photo by: Screenshot // Kansas Board of Regents
The Kansas Board of Regents on Wednesday did not back away from a policy that temporarily would make it easier for the University of Kansas to dismiss tenured faculty due to budget woes. But the board did add a couple of new provisions aimed at increasing transparency with the controversial process.
During their board meeting on Wednesday, the Regents heard two recommended changes, which were developed by a workgroup tasked with reviewing the board’s current policy. The workgroup was created at the request of the Council of Faculty Senate Presidents.
Of the two changes approved Wednesday, one is that elected representatives of the university’s faculty, staff and student government groups must be given an opportunity “to provide input, comments and recommendations on the draft framework prior to the university provost’s endorsement and chief executive officer’s adoption and submission of the framework to the Board for approval.”
The second change is that before the framework is implemented on a campus, the university CEO must communicate to the campus community and the Board of Regents the rationale for adopting the policy instead of using existing suspension, dismissal or termination policies.
As the Journal-World has reported, the temporary policy, which is set to expire Dec. 31, 2022, would give all state universities more power to suspend, dismiss or terminate employees — including tenured faculty — in light of the financial crisis many universities face because of the coronavirus pandemic.
In February, the Kansas Board of Regents approved a request from the University of Kansas to give the university until July 1 to decide whether it would submit a framework under which it could pursue the policy. KU is the only Regents university that has said it would consider the policy.
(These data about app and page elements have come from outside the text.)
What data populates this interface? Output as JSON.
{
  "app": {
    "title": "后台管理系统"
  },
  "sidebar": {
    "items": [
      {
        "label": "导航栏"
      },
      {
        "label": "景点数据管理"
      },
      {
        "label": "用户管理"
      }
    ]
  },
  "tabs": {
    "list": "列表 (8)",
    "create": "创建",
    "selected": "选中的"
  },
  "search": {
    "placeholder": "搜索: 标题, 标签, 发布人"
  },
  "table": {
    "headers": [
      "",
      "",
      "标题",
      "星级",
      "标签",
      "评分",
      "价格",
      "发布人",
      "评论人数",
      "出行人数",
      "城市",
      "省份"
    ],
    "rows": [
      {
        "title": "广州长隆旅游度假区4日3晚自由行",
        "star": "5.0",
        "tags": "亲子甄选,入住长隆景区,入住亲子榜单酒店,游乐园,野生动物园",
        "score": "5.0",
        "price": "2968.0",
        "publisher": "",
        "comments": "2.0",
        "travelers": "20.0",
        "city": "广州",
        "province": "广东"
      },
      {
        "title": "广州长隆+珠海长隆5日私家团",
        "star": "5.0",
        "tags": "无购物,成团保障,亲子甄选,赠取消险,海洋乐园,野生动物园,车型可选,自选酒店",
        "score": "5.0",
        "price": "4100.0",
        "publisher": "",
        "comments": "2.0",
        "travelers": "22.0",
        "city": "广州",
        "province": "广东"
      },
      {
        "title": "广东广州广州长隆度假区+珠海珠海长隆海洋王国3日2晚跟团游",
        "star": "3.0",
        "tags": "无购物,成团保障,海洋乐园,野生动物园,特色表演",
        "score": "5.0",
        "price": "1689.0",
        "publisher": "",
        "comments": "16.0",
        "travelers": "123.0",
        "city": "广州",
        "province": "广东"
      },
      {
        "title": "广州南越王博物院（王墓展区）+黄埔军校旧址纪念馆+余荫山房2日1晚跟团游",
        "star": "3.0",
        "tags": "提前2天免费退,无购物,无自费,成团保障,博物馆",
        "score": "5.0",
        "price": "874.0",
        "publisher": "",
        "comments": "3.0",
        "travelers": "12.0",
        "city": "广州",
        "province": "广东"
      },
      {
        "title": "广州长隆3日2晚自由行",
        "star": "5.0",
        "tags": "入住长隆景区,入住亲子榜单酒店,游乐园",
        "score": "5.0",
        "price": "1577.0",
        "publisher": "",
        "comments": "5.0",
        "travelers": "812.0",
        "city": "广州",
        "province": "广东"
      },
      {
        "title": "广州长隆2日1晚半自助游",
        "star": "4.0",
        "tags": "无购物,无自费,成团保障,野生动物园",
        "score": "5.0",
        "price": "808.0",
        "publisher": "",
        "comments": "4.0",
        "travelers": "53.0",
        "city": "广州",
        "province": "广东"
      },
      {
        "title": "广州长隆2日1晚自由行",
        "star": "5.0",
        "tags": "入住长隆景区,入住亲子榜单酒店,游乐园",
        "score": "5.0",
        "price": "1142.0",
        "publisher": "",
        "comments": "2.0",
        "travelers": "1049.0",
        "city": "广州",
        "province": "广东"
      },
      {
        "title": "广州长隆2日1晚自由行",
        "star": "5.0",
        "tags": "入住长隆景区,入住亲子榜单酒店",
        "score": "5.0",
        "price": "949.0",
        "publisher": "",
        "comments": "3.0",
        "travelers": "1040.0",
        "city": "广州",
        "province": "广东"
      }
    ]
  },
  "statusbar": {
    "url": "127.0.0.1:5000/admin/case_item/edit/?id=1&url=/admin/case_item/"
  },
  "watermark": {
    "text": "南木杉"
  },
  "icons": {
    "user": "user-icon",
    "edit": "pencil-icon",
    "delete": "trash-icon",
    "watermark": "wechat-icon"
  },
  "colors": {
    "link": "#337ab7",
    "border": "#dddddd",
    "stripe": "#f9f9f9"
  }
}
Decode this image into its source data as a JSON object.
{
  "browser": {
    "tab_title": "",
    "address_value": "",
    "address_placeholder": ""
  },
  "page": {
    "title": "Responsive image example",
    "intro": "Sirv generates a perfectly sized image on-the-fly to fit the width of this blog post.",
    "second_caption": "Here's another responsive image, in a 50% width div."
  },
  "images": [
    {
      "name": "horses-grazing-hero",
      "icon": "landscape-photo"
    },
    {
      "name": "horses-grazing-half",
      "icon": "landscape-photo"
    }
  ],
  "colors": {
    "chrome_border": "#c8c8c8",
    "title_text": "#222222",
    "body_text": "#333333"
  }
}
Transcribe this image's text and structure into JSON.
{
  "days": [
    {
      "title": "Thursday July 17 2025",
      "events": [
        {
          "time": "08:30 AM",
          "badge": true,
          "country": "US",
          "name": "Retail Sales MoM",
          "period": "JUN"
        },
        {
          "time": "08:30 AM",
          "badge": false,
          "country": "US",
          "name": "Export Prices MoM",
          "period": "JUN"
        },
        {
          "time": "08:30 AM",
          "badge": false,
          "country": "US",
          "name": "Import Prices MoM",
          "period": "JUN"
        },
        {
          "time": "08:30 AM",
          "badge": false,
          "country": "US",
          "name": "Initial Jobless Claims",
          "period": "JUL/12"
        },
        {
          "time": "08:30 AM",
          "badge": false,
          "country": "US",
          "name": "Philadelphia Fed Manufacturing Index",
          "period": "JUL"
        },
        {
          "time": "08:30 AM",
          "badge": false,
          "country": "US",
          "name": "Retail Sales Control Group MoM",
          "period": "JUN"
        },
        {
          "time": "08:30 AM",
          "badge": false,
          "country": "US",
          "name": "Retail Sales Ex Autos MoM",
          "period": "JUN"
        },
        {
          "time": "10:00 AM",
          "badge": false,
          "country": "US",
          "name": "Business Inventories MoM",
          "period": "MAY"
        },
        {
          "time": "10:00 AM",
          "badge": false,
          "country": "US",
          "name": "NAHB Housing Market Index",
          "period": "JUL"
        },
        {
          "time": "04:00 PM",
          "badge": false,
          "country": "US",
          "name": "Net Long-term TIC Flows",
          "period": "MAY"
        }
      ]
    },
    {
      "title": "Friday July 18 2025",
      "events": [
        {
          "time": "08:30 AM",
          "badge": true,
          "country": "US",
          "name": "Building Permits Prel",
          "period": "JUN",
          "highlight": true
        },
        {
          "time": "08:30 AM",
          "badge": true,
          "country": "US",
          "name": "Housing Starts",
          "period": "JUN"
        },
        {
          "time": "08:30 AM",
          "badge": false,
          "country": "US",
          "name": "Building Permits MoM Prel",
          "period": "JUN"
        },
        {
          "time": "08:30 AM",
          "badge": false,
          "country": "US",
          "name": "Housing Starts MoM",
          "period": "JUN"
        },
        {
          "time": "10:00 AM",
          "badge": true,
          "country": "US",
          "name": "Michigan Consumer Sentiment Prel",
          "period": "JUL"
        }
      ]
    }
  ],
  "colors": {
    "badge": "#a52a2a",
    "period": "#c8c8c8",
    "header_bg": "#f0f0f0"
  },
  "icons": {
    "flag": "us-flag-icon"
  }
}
The two changes passed with a vote of nine to one. Regent Mark Hutton voted against the changes. He said he felt they were significant and that the vote should be put off until next month’s meeting so the Regents could have more time to consider.
In the discussion of the changes, Regent Jon Rolph, who was in the workgroup, said the spirit of the changes revolved around transparency. Regents President and CEO Blake Flanders, who was also in the workgroup with Rolph, said he did not want people to think that because there was a workgroup, there was a flaw in the policy. He said the changes made by the workgroup would simply ensure how the process for the policy would proceed. Flanders also said he thought it was uninformed to say that KU had not been transparent.
“I don’t know how the University of Kansas could be more transparent about the budget than they have been,” he said.
Other members of the workgroup included administrators — such as KU Provost Barbara Bichelmeyer and Chari Young, associate vice chancellor and chief human resource officer at the University of Kansas Medical Center — two student representatives from Wichita State University and Fort Hays State University, and Aleksander Sternfeld-Dunn, a faculty representative and member of the Council of Faculty Senate Presidents.